**Work item**
Output the records exactly, and drop each picture.

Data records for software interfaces
----

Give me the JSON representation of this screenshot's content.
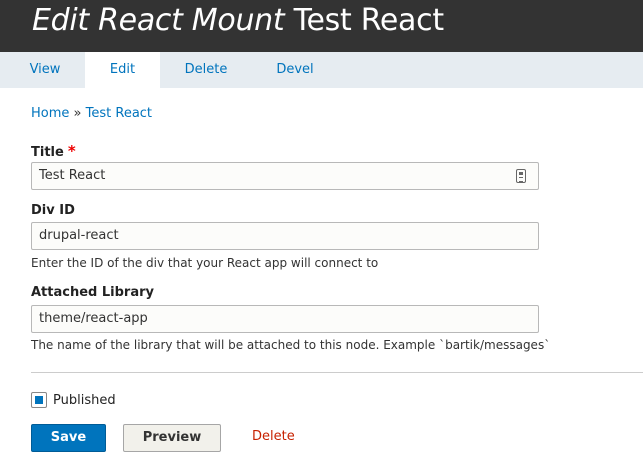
{
  "header": {
    "title_em": "Edit React Mount",
    "title_rest": "Test React"
  },
  "tabs": [
    {
      "label": "View",
      "active": false
    },
    {
      "label": "Edit",
      "active": true
    },
    {
      "label": "Delete",
      "active": false
    },
    {
      "label": "Devel",
      "active": false
    }
  ],
  "breadcrumb": {
    "home": "Home",
    "separator": "»",
    "current": "Test React"
  },
  "form": {
    "title": {
      "label": "Title",
      "required_marker": "*",
      "value": "Test React"
    },
    "div_id": {
      "label": "Div ID",
      "value": "drupal-react",
      "description": "Enter the ID of the div that your React app will connect to"
    },
    "library": {
      "label": "Attached Library",
      "value": "theme/react-app",
      "description": "The name of the library that will be attached to this node. Example `bartik/messages`"
    },
    "published": {
      "label": "Published",
      "checked": true
    }
  },
  "actions": {
    "save": "Save",
    "preview": "Preview",
    "delete": "Delete"
  },
  "colors": {
    "accent": "#0074bd",
    "header_bg": "#333333",
    "tab_bar_bg": "#e6ecf1",
    "danger": "#c72100",
    "required": "#ee0000"
  }
}
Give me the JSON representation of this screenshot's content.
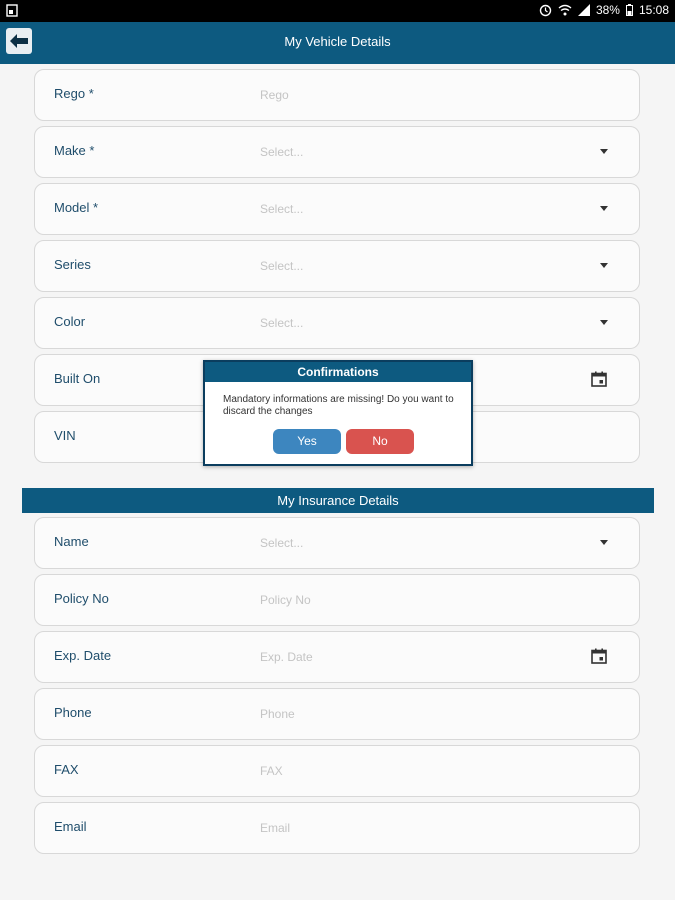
{
  "status_bar": {
    "battery": "38%",
    "time": "15:08"
  },
  "header": {
    "title": "My Vehicle Details",
    "back_icon": "arrow-left-icon"
  },
  "vehicle_fields": [
    {
      "label": "Rego *",
      "value": "Rego",
      "kind": "text"
    },
    {
      "label": "Make *",
      "value": "Select...",
      "kind": "dropdown"
    },
    {
      "label": "Model *",
      "value": "Select...",
      "kind": "dropdown"
    },
    {
      "label": "Series",
      "value": "Select...",
      "kind": "dropdown"
    },
    {
      "label": "Color",
      "value": "Select...",
      "kind": "dropdown"
    },
    {
      "label": "Built On",
      "value": "",
      "kind": "date"
    },
    {
      "label": "VIN",
      "value": "",
      "kind": "text"
    }
  ],
  "insurance_section": {
    "title": "My Insurance Details"
  },
  "insurance_fields": [
    {
      "label": "Name",
      "value": "Select...",
      "kind": "dropdown"
    },
    {
      "label": "Policy No",
      "value": "Policy No",
      "kind": "text"
    },
    {
      "label": "Exp. Date",
      "value": "Exp. Date",
      "kind": "date"
    },
    {
      "label": "Phone",
      "value": "Phone",
      "kind": "text"
    },
    {
      "label": "FAX",
      "value": "FAX",
      "kind": "text"
    },
    {
      "label": "Email",
      "value": "Email",
      "kind": "text"
    }
  ],
  "dialog": {
    "title": "Confirmations",
    "message": "Mandatory informations are missing! Do you want to discard the changes",
    "yes_label": "Yes",
    "no_label": "No"
  },
  "colors": {
    "primary": "#0d5a80",
    "yes_button": "#3d86bf",
    "no_button": "#d9534f",
    "label_text": "#1f4d6b",
    "placeholder_text": "#c4c4c4"
  }
}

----

**Answer for this exercise**
Give me the JSON representation of this screenshot's content.
{
  "header": {
    "title_em": "Edit React Mount",
    "title_rest": "Test React"
  },
  "tabs": [
    {
      "label": "View",
      "active": false
    },
    {
      "label": "Edit",
      "active": true
    },
    {
      "label": "Delete",
      "active": false
    },
    {
      "label": "Devel",
      "active": false
    }
  ],
  "breadcrumb": {
    "home": "Home",
    "separator": "»",
    "current": "Test React"
  },
  "form": {
    "title": {
      "label": "Title",
      "required_marker": "*",
      "value": "Test React"
    },
    "div_id": {
      "label": "Div ID",
      "value": "drupal-react",
      "description": "Enter the ID of the div that your React app will connect to"
    },
    "library": {
      "label": "Attached Library",
      "value": "theme/react-app",
      "description": "The name of the library that will be attached to this node. Example `bartik/messages`"
    },
    "published": {
      "label": "Published",
      "checked": true
    }
  },
  "actions": {
    "save": "Save",
    "preview": "Preview",
    "delete": "Delete"
  },
  "colors": {
    "accent": "#0074bd",
    "header_bg": "#333333",
    "tab_bar_bg": "#e6ecf1",
    "danger": "#c72100",
    "required": "#ee0000"
  }
}
Give me the JSON representation of this screenshot's content.
{
  "status_bar": {
    "battery": "38%",
    "time": "15:08"
  },
  "header": {
    "title": "My Vehicle Details",
    "back_icon": "arrow-left-icon"
  },
  "vehicle_fields": [
    {
      "label": "Rego *",
      "value": "Rego",
      "kind": "text"
    },
    {
      "label": "Make *",
      "value": "Select...",
      "kind": "dropdown"
    },
    {
      "label": "Model *",
      "value": "Select...",
      "kind": "dropdown"
    },
    {
      "label": "Series",
      "value": "Select...",
      "kind": "dropdown"
    },
    {
      "label": "Color",
      "value": "Select...",
      "kind": "dropdown"
    },
    {
      "label": "Built On",
      "value": "",
      "kind": "date"
    },
    {
      "label": "VIN",
      "value": "",
      "kind": "text"
    }
  ],
  "insurance_section": {
    "title": "My Insurance Details"
  },
  "insurance_fields": [
    {
      "label": "Name",
      "value": "Select...",
      "kind": "dropdown"
    },
    {
      "label": "Policy No",
      "value": "Policy No",
      "kind": "text"
    },
    {
      "label": "Exp. Date",
      "value": "Exp. Date",
      "kind": "date"
    },
    {
      "label": "Phone",
      "value": "Phone",
      "kind": "text"
    },
    {
      "label": "FAX",
      "value": "FAX",
      "kind": "text"
    },
    {
      "label": "Email",
      "value": "Email",
      "kind": "text"
    }
  ],
  "dialog": {
    "title": "Confirmations",
    "message": "Mandatory informations are missing! Do you want to discard the changes",
    "yes_label": "Yes",
    "no_label": "No"
  },
  "colors": {
    "primary": "#0d5a80",
    "yes_button": "#3d86bf",
    "no_button": "#d9534f",
    "label_text": "#1f4d6b",
    "placeholder_text": "#c4c4c4"
  }
}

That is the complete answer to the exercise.